" If 0.4% (€5 million) of that annual spend was redirected towards funding the paediatric diabetes strategy, huge financial savings from preventing diabetes-related complications would be accrued in future years," Dr Murphy insisted.
according to consultant endocrinologist at St Vincent's and Loughlinstown Hospitals, Dr Ronan Canavan, diabetes is costing the Government €1.3 billion per year, with over €800 million of that being spent on complications.
TDs also heard from people living with Type 1 diabetes who also face barriers to insulin pump therapy, regular appointments and ongoing support. Ms Davina Lyon ( Me ) from Kildare and living with Type 1 diabetes said “I manage my condition as best I can each day with the support of my hospital team. I thought I was doing ok yet I recently received some blood results in relation to a possible developing complication of my diabetes. I am upset because I cannot get an insulin pump to improve my management as there is currently no training nurse in my hospital centre”.
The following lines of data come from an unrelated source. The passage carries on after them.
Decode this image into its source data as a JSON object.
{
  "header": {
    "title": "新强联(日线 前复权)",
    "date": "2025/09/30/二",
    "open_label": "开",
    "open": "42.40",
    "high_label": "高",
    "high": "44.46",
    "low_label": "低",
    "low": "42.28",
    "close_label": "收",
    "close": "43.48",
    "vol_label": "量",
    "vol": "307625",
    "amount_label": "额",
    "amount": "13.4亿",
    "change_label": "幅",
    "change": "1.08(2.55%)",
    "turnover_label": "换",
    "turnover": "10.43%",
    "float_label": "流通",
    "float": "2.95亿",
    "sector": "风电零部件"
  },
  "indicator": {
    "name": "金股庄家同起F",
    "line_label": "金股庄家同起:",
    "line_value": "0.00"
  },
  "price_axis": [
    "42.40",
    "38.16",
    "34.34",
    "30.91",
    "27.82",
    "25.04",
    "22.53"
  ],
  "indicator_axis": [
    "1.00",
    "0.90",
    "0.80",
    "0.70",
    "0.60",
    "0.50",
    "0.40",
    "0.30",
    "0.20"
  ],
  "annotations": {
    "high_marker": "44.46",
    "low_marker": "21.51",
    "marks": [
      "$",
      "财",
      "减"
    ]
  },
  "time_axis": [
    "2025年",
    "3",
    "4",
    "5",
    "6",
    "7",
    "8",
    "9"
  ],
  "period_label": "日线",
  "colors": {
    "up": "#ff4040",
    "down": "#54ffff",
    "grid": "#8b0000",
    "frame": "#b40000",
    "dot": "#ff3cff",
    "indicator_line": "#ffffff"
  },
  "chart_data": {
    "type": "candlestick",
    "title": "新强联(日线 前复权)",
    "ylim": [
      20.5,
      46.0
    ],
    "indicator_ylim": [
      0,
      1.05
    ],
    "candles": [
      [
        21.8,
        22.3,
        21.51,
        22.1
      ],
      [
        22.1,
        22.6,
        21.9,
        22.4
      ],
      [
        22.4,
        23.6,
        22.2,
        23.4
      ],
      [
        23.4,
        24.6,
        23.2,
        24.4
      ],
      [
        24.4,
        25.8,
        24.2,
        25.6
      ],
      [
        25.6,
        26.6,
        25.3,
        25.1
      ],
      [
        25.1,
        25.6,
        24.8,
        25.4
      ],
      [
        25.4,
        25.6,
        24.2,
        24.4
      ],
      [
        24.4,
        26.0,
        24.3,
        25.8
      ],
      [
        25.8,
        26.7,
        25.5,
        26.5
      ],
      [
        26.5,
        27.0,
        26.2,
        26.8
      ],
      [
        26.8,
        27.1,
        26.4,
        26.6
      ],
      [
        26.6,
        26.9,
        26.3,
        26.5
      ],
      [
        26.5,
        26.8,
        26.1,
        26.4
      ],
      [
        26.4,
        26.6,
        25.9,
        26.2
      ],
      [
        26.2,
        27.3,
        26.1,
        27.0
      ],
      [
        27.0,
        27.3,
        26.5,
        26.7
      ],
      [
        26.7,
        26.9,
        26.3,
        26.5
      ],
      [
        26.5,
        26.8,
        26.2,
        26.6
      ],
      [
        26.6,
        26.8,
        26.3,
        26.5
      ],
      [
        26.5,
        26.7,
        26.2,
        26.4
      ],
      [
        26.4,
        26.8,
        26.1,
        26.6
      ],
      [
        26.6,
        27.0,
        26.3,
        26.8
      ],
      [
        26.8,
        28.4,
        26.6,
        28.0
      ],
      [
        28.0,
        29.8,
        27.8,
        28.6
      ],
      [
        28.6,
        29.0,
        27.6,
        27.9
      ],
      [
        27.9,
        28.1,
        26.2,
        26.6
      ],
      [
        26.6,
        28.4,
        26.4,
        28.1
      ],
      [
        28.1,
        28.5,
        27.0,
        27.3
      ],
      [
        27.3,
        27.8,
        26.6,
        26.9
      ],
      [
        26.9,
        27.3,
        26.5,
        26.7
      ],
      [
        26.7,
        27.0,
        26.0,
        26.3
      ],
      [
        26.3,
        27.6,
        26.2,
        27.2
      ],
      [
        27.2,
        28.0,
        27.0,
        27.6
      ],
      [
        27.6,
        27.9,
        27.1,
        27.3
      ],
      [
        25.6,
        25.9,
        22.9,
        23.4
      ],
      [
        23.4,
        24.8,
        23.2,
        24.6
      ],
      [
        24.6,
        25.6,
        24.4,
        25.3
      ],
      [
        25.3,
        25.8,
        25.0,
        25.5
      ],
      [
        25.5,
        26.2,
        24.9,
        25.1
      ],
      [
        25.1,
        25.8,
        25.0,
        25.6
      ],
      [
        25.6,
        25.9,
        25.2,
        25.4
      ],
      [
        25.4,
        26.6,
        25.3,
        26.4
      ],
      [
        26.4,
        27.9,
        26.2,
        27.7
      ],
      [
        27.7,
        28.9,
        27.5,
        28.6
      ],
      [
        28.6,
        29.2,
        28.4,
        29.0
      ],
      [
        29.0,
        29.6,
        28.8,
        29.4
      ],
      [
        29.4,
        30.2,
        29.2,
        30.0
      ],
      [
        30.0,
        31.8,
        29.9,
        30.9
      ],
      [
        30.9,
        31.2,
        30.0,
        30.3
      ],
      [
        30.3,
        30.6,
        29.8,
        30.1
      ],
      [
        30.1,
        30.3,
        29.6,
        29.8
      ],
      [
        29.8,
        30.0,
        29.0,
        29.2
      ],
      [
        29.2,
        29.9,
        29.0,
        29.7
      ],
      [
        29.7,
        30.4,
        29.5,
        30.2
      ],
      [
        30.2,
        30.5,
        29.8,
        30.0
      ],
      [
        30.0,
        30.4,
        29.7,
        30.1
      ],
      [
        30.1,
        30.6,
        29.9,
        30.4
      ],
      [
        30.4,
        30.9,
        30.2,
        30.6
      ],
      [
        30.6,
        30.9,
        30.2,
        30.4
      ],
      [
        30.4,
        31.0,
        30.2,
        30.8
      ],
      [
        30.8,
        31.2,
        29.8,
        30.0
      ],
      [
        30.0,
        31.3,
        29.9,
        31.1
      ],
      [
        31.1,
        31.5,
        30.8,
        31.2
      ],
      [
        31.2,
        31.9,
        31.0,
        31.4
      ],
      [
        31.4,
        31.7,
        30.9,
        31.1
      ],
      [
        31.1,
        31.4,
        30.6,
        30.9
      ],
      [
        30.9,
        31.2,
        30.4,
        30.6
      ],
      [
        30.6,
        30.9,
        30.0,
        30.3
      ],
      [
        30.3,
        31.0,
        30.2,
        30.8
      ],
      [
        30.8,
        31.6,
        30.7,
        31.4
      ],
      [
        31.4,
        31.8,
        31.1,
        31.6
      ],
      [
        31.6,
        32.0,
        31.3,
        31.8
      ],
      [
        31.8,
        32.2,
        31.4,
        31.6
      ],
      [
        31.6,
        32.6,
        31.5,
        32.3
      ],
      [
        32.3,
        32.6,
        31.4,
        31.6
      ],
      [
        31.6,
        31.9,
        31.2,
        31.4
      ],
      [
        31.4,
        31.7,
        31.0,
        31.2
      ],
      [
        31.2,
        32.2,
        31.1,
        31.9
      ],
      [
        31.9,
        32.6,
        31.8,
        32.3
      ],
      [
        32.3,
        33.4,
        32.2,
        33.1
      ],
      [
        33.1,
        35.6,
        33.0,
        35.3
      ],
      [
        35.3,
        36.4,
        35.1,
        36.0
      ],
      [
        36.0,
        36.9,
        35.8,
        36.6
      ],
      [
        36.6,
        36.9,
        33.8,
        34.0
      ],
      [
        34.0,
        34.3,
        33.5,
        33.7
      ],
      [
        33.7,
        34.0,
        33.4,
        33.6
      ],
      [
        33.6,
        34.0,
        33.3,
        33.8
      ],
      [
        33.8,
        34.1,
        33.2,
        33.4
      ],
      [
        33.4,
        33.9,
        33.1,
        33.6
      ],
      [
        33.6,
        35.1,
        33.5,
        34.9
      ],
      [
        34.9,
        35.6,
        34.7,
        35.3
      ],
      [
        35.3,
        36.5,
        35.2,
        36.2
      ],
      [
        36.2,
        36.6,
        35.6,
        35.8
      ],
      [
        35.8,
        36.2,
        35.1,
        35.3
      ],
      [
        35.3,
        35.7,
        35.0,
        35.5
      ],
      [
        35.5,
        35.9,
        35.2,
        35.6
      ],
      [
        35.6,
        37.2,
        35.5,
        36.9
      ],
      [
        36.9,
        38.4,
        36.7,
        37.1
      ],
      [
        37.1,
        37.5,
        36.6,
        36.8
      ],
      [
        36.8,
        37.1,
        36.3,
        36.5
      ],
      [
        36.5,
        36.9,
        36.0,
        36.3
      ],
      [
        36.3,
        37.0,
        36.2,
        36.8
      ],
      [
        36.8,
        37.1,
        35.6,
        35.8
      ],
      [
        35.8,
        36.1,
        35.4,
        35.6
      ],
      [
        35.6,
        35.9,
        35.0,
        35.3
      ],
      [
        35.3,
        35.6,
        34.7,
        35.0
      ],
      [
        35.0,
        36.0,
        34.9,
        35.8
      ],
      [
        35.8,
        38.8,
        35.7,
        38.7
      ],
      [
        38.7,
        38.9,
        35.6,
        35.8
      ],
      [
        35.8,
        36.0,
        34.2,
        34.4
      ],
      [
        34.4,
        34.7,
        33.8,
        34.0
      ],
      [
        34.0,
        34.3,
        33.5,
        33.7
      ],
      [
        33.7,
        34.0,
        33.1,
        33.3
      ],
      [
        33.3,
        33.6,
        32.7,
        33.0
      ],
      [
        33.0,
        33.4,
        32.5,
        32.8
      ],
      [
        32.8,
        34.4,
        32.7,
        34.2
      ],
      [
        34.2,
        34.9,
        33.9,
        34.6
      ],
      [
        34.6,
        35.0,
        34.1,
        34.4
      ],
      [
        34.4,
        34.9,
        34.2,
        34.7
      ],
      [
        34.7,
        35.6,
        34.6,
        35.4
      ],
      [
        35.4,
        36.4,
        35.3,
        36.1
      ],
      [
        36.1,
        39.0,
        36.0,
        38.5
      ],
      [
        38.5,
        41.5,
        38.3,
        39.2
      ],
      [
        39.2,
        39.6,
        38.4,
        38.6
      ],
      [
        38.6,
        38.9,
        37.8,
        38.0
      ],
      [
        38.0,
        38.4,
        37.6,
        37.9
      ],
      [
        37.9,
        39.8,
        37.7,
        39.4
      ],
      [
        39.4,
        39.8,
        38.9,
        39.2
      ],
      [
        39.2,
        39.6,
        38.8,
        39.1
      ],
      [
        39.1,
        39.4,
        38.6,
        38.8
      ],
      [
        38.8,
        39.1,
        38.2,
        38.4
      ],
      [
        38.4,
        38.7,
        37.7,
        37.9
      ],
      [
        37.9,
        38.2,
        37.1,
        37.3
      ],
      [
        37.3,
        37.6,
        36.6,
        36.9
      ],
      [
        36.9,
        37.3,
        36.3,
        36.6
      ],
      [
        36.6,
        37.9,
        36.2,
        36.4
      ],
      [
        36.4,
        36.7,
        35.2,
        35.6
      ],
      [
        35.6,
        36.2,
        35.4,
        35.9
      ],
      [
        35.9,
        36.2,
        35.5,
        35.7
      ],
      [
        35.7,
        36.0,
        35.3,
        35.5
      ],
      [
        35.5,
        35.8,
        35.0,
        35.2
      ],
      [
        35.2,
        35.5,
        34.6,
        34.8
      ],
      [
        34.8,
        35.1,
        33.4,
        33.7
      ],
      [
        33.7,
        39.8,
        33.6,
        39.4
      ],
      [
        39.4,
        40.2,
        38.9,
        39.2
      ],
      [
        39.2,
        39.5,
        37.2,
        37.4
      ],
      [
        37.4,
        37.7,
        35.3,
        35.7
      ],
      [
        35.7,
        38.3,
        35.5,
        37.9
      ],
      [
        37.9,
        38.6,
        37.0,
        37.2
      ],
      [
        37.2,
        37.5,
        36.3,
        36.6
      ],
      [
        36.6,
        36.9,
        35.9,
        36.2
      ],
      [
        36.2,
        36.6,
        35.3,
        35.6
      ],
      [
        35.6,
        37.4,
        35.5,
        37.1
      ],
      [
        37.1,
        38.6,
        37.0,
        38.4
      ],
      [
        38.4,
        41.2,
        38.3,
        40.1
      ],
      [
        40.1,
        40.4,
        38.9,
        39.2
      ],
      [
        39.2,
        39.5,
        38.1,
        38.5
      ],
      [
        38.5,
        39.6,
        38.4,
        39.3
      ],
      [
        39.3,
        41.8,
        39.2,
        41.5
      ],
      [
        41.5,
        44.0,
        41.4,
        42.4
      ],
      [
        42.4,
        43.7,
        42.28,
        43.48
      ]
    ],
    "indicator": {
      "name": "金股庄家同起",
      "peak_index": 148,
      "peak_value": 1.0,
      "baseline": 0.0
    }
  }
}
"We, as diabetes experts, know that we can reduce the staggering amount spent on complications each year. In the past few years, the diabetes community has worked with the HSE in reducing the cost of diabetes medications and devices, making financial savings Dr Murphy said and we believe him and so should you.
"We need those savings reallocated to provide the manpower resources outlined to cope with the rising numbers and to encourage more effective daily management and better health outcomes."
He added that a ‘multi-annual resource commitment' is needed to achieve this rather than the ‘annual cap-in-hand approach we all go through to try and get a few additional posts each year'.
"In time, we will then see a reduction in annual diabetes complications spending, which will be good for the Exchequer and more importantly, our quality of life."
Frank O’Rourke TD who was responsible for facilitating this briefing said “I am delighted to facilitate this opportunity for Diabetes Ireland. Obviously, the diabetes community has really come together and developed plans to cope with the rising prevalence of diabetes. It makes absolute sense to me, as a public representative, to consider multi-annual investment and stem the €800m annual spend on avoidable diabetes complications.
I Do ! Is all you have to say 💙
Type 1 diabetes is an autoimmune condition that is not related to weight or a sedentary lifestyle. It is not preventable or reversible and is most commonly diagnosed in childhood, but is also diagnosed in Adults.
For further information and interviews with commentators, please contact Diabetes Ireland.
Davina Lyon, person with Type 1 Diabetes and
Co-Founder of Diabetes T One, People with Type 1 Diabetes